Input ::
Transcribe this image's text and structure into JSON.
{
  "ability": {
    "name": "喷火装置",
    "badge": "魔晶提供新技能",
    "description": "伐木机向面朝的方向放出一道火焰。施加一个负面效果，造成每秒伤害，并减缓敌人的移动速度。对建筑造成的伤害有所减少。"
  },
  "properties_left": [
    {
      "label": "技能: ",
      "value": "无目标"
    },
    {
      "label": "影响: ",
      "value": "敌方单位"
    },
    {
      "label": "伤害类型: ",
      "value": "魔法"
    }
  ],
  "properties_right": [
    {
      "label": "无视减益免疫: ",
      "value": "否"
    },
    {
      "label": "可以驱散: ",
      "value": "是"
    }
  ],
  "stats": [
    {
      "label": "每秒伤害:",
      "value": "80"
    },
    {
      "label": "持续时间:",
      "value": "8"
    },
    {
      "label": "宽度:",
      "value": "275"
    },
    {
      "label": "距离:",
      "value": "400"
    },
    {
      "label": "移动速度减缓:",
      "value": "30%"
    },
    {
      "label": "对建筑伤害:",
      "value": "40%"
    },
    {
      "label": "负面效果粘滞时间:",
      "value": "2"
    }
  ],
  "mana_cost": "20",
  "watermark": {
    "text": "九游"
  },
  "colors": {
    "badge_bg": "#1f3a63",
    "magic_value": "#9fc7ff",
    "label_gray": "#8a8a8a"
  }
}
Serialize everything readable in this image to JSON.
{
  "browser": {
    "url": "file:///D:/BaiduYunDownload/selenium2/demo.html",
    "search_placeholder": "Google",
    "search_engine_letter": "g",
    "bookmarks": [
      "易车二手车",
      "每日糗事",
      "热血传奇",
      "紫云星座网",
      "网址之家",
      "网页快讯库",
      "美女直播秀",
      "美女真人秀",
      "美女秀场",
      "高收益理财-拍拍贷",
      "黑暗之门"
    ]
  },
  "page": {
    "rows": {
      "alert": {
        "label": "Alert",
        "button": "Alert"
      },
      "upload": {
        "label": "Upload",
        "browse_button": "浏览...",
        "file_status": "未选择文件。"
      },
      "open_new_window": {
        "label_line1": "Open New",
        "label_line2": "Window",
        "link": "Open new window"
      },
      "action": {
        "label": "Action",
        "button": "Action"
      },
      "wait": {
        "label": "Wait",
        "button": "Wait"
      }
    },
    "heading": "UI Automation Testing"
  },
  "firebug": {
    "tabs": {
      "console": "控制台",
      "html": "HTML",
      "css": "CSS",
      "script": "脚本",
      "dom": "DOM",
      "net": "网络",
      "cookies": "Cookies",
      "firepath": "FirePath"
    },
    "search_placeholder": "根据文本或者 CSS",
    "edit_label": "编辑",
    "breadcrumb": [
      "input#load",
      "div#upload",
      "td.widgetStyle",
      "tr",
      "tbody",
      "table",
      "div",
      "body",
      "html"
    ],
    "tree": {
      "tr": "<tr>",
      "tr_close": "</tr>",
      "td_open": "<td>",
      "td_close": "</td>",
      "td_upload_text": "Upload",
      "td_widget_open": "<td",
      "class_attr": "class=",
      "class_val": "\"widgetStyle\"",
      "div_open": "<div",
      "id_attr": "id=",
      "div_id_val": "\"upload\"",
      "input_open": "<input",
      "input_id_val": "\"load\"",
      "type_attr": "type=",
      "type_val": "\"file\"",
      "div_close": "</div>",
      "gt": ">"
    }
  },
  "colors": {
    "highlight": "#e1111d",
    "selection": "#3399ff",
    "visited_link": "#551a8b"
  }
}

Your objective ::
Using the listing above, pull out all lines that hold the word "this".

Finished task ::
Transcribe this image's text and structure into JSON.
Serialize everything readable in this image to JSON.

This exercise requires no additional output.